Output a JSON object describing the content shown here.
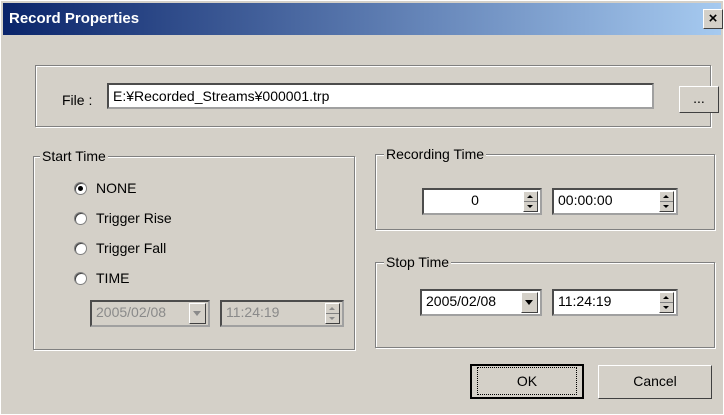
{
  "window": {
    "title": "Record Properties",
    "close_glyph": "×"
  },
  "file": {
    "label": "File :",
    "value": "E:¥Recorded_Streams¥000001.trp",
    "browse_label": "..."
  },
  "start_time": {
    "legend": "Start Time",
    "options": [
      {
        "label": "NONE",
        "selected": true
      },
      {
        "label": "Trigger Rise",
        "selected": false
      },
      {
        "label": "Trigger Fall",
        "selected": false
      },
      {
        "label": "TIME",
        "selected": false
      }
    ],
    "date": "2005/02/08",
    "time": "11:24:19"
  },
  "recording_time": {
    "legend": "Recording Time",
    "count": "0",
    "duration": "00:00:00"
  },
  "stop_time": {
    "legend": "Stop Time",
    "date": "2005/02/08",
    "time": "11:24:19"
  },
  "buttons": {
    "ok": "OK",
    "cancel": "Cancel"
  }
}
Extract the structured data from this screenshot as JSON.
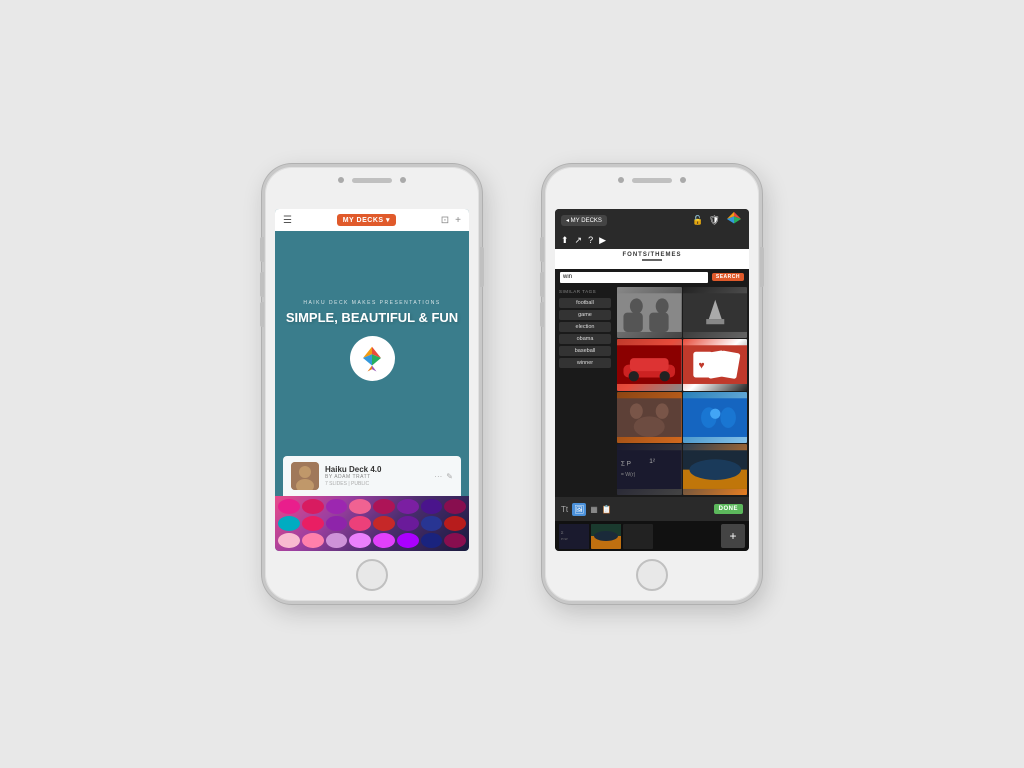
{
  "page": {
    "background": "#e8e8e8"
  },
  "phone1": {
    "topbar": {
      "my_decks_label": "MY DECKS ▾"
    },
    "hero": {
      "subtitle": "HAIKU DECK MAKES PRESENTATIONS",
      "title": "SIMPLE, BEAUTIFUL & FUN"
    },
    "card": {
      "title": "Haiku Deck 4.0",
      "by_label": "BY ADAM TRATT",
      "meta": "7 SLIDES | PUBLIC"
    }
  },
  "phone2": {
    "topbar": {
      "back_label": "◂ MY DECKS"
    },
    "fonts_themes_label": "FONTS/THEMES",
    "search": {
      "value": "win",
      "button_label": "SEARCH"
    },
    "similar_tags_label": "SIMILAR TAGS",
    "tags": [
      "football",
      "game",
      "election",
      "obama",
      "baseball",
      "winner"
    ],
    "toolbar": {
      "done_label": "DONE"
    }
  }
}
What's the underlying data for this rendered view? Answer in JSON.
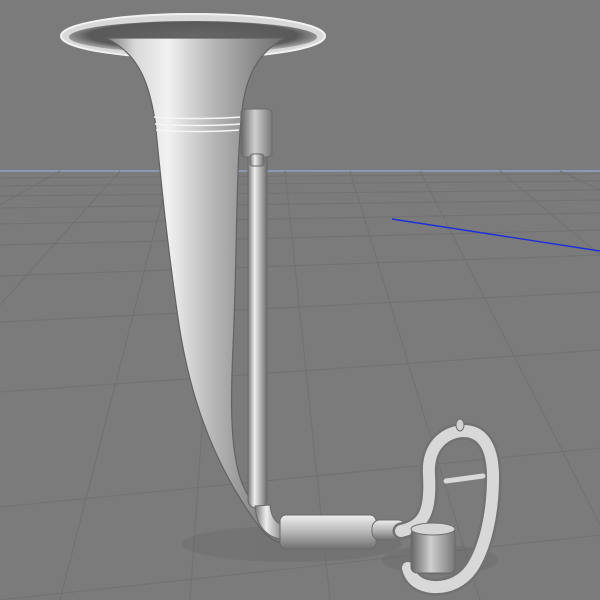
{
  "viewport": {
    "name": "3D perspective viewport",
    "background_color": "#7b7b7b",
    "grid_color": "#707070",
    "horizon_color": "#8ea3c6",
    "axis_color": "#1d2fd8"
  },
  "model": {
    "name": "horn",
    "material_color": "#b9b9b9",
    "shadow_color": "#6b6b6b"
  }
}
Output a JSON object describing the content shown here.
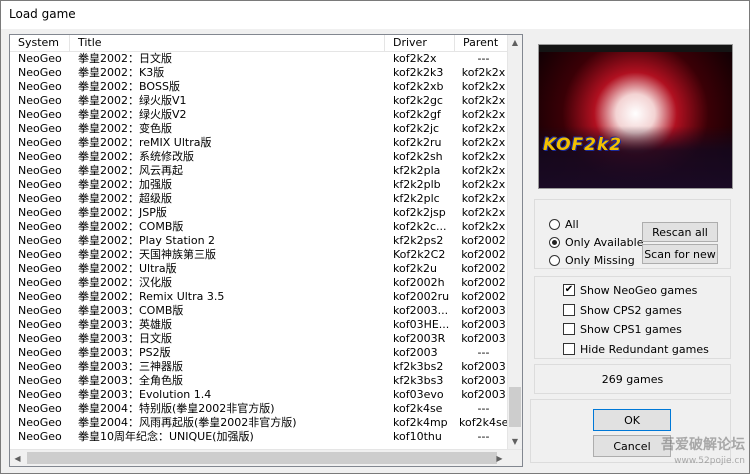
{
  "window": {
    "title": "Load game"
  },
  "columns": {
    "system": "System",
    "title": "Title",
    "driver": "Driver",
    "parent": "Parent"
  },
  "games": [
    {
      "system": "NeoGeo",
      "title": "拳皇2002：日文版",
      "driver": "kof2k2x",
      "parent": "---"
    },
    {
      "system": "NeoGeo",
      "title": "拳皇2002：K3版",
      "driver": "kof2k2k3",
      "parent": "kof2k2x"
    },
    {
      "system": "NeoGeo",
      "title": "拳皇2002：BOSS版",
      "driver": "kof2k2xb",
      "parent": "kof2k2x"
    },
    {
      "system": "NeoGeo",
      "title": "拳皇2002：绿火版V1",
      "driver": "kof2k2gc",
      "parent": "kof2k2x"
    },
    {
      "system": "NeoGeo",
      "title": "拳皇2002：绿火版V2",
      "driver": "kof2k2gf",
      "parent": "kof2k2x"
    },
    {
      "system": "NeoGeo",
      "title": "拳皇2002：变色版",
      "driver": "kof2k2jc",
      "parent": "kof2k2x"
    },
    {
      "system": "NeoGeo",
      "title": "拳皇2002：reMIX Ultra版",
      "driver": "kof2k2ru",
      "parent": "kof2k2x"
    },
    {
      "system": "NeoGeo",
      "title": "拳皇2002：系统修改版",
      "driver": "kof2k2sh",
      "parent": "kof2k2x"
    },
    {
      "system": "NeoGeo",
      "title": "拳皇2002：风云再起",
      "driver": "kf2k2pla",
      "parent": "kof2k2x"
    },
    {
      "system": "NeoGeo",
      "title": "拳皇2002：加强版",
      "driver": "kf2k2plb",
      "parent": "kof2k2x"
    },
    {
      "system": "NeoGeo",
      "title": "拳皇2002：超级版",
      "driver": "kf2k2plc",
      "parent": "kof2k2x"
    },
    {
      "system": "NeoGeo",
      "title": "拳皇2002：JSP版",
      "driver": "kof2k2jsp",
      "parent": "kof2k2x"
    },
    {
      "system": "NeoGeo",
      "title": "拳皇2002：COMB版",
      "driver": "kof2k2c...",
      "parent": "kof2k2x"
    },
    {
      "system": "NeoGeo",
      "title": "拳皇2002：Play Station 2",
      "driver": "kf2k2ps2",
      "parent": "kof2002"
    },
    {
      "system": "NeoGeo",
      "title": "拳皇2002：天国神族第三版",
      "driver": "Kof2k2C2",
      "parent": "kof2002"
    },
    {
      "system": "NeoGeo",
      "title": "拳皇2002：Ultra版",
      "driver": "kof2k2u",
      "parent": "kof2002"
    },
    {
      "system": "NeoGeo",
      "title": "拳皇2002：汉化版",
      "driver": "kof2002h",
      "parent": "kof2002"
    },
    {
      "system": "NeoGeo",
      "title": "拳皇2002：Remix Ultra 3.5",
      "driver": "kof2002ru",
      "parent": "kof2002"
    },
    {
      "system": "NeoGeo",
      "title": "拳皇2003：COMB版",
      "driver": "kof2003...",
      "parent": "kof2003"
    },
    {
      "system": "NeoGeo",
      "title": "拳皇2003：英雄版",
      "driver": "kof03HE...",
      "parent": "kof2003"
    },
    {
      "system": "NeoGeo",
      "title": "拳皇2003：日文版",
      "driver": "kof2003R",
      "parent": "kof2003"
    },
    {
      "system": "NeoGeo",
      "title": "拳皇2003：PS2版",
      "driver": "kof2003",
      "parent": "---"
    },
    {
      "system": "NeoGeo",
      "title": "拳皇2003：三神器版",
      "driver": "kf2k3bs2",
      "parent": "kof2003"
    },
    {
      "system": "NeoGeo",
      "title": "拳皇2003：全角色版",
      "driver": "kf2k3bs3",
      "parent": "kof2003"
    },
    {
      "system": "NeoGeo",
      "title": "拳皇2003：Evolution 1.4",
      "driver": "kof03evo",
      "parent": "kof2003"
    },
    {
      "system": "NeoGeo",
      "title": "拳皇2004：特别版(拳皇2002非官方版)",
      "driver": "kof2k4se",
      "parent": "---"
    },
    {
      "system": "NeoGeo",
      "title": "拳皇2004：风雨再起版(拳皇2002非官方版)",
      "driver": "kof2k4mp",
      "parent": "kof2k4se"
    },
    {
      "system": "NeoGeo",
      "title": "拳皇10周年纪念：UNIQUE(加强版)",
      "driver": "kof10thu",
      "parent": "---"
    }
  ],
  "preview": {
    "banner_text": "· · ·",
    "logo_text": "KOF2k2"
  },
  "filter": {
    "options": [
      {
        "label": "All",
        "selected": false
      },
      {
        "label": "Only Available",
        "selected": true
      },
      {
        "label": "Only Missing",
        "selected": false
      }
    ],
    "rescan_label": "Rescan all",
    "scan_new_label": "Scan for new"
  },
  "options": [
    {
      "label": "Show NeoGeo games",
      "checked": true
    },
    {
      "label": "Show CPS2 games",
      "checked": false
    },
    {
      "label": "Show CPS1 games",
      "checked": false
    },
    {
      "label": "Hide Redundant games",
      "checked": false
    }
  ],
  "count_text": "269 games",
  "buttons": {
    "ok": "OK",
    "cancel": "Cancel"
  },
  "watermark": {
    "text": "吾爱破解论坛",
    "url": "www.52pojie.cn"
  }
}
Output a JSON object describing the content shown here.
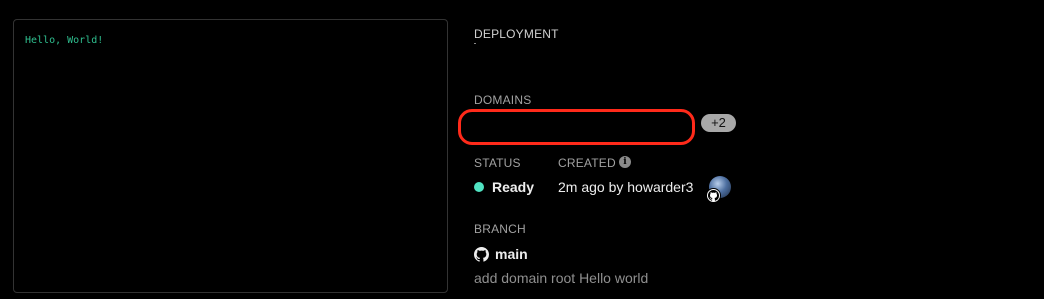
{
  "preview": {
    "text": "Hello, World!"
  },
  "deployment": {
    "label": "DEPLOYMENT"
  },
  "domains": {
    "label": "DOMAINS",
    "more_badge": "+2"
  },
  "status": {
    "label": "STATUS",
    "value": "Ready",
    "color": "#50e3c2"
  },
  "created": {
    "label": "CREATED",
    "value": "2m ago by howarder3",
    "info_icon": "info-icon"
  },
  "branch": {
    "label": "BRANCH",
    "name": "main",
    "icon": "github-icon",
    "commit_message": "add domain root Hello world"
  },
  "highlight": {
    "color": "#ff2a1a"
  }
}
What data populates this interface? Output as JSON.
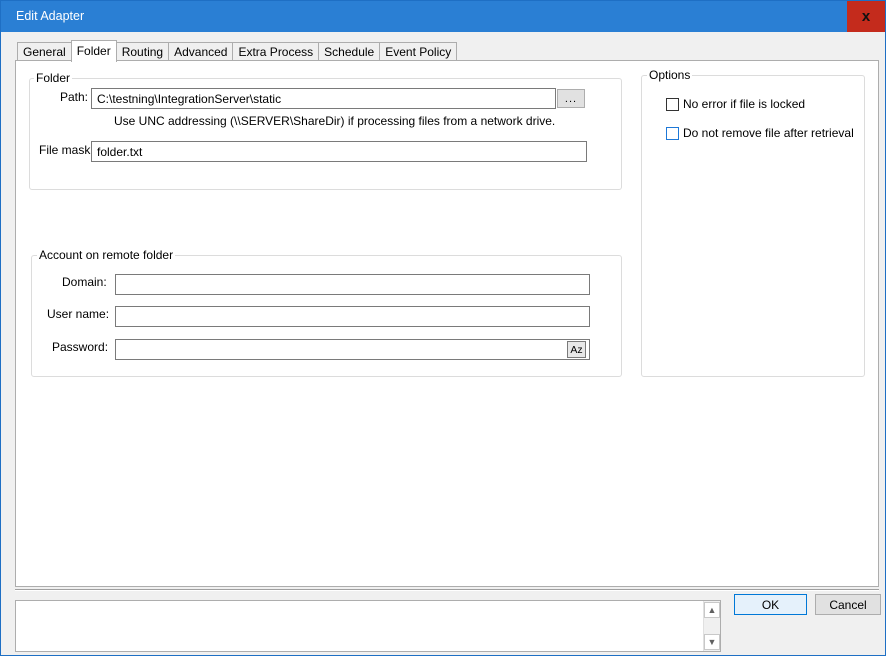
{
  "window": {
    "title": "Edit Adapter",
    "close_label": "x"
  },
  "tabs": [
    {
      "label": "General"
    },
    {
      "label": "Folder",
      "active": true
    },
    {
      "label": "Routing"
    },
    {
      "label": "Advanced"
    },
    {
      "label": "Extra Process"
    },
    {
      "label": "Schedule"
    },
    {
      "label": "Event Policy"
    }
  ],
  "folder_group": {
    "legend": "Folder",
    "path_label": "Path:",
    "path_value": "C:\\testning\\IntegrationServer\\static",
    "browse_label": "...",
    "unc_hint": "Use UNC addressing (\\\\SERVER\\ShareDir) if processing files from a network drive.",
    "file_mask_label": "File mask:",
    "file_mask_value": "folder.txt"
  },
  "account_group": {
    "legend": "Account on remote folder",
    "domain_label": "Domain:",
    "domain_value": "",
    "username_label": "User name:",
    "username_value": "",
    "password_label": "Password:",
    "password_value": "",
    "reveal_label": "Az"
  },
  "options_group": {
    "legend": "Options",
    "no_error_locked_label": "No error if file is locked",
    "no_error_locked_checked": false,
    "do_not_remove_label": "Do not remove file after retrieval",
    "do_not_remove_checked": false
  },
  "scroll": {
    "up_icon": "chevron-up-icon",
    "down_icon": "chevron-down-icon"
  },
  "buttons": {
    "ok_label": "OK",
    "cancel_label": "Cancel"
  }
}
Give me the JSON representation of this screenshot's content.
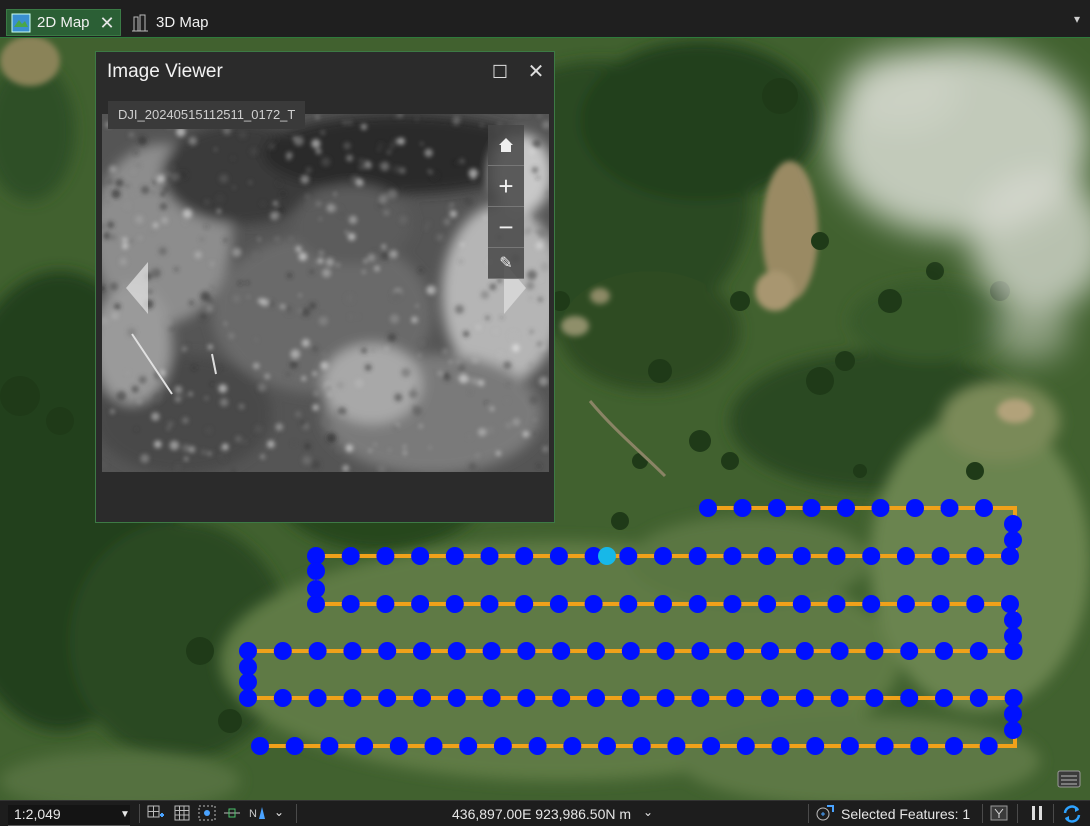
{
  "tabs": [
    {
      "label": "2D Map",
      "icon": "map-icon",
      "active": true
    },
    {
      "label": "3D Map",
      "icon": "globe-scene-icon",
      "active": false
    }
  ],
  "image_viewer": {
    "title": "Image Viewer",
    "image_name": "DJI_20240515112511_0172_T"
  },
  "status": {
    "scale": "1:2,049",
    "coordinates": "436,897.00E 923,986.50N m",
    "selected_features": "Selected Features: 1"
  },
  "colors": {
    "accent": "#2e7a3b",
    "flight_line": "#f0a11a",
    "point": "#0011ff",
    "selected_point": "#17b8e8"
  }
}
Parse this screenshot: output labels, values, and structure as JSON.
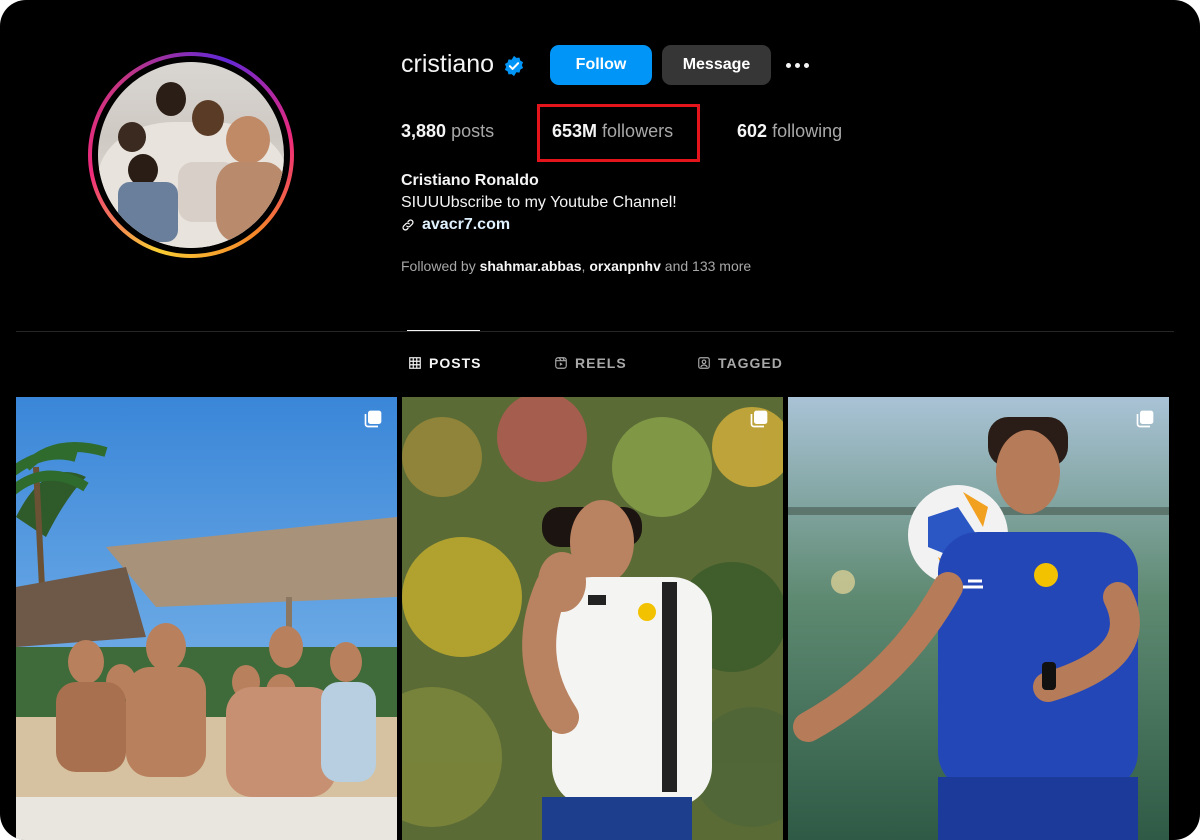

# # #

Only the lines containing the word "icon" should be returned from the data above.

Response to the exercise:
    "info_icon": "info-icon"
    "icon": "github-icon",
    "up_icon": "chevron-up-icon",
    "down_icon": "chevron-down-icon"
      "icon": "map-icon",
      "icon": "globe-scene-icon",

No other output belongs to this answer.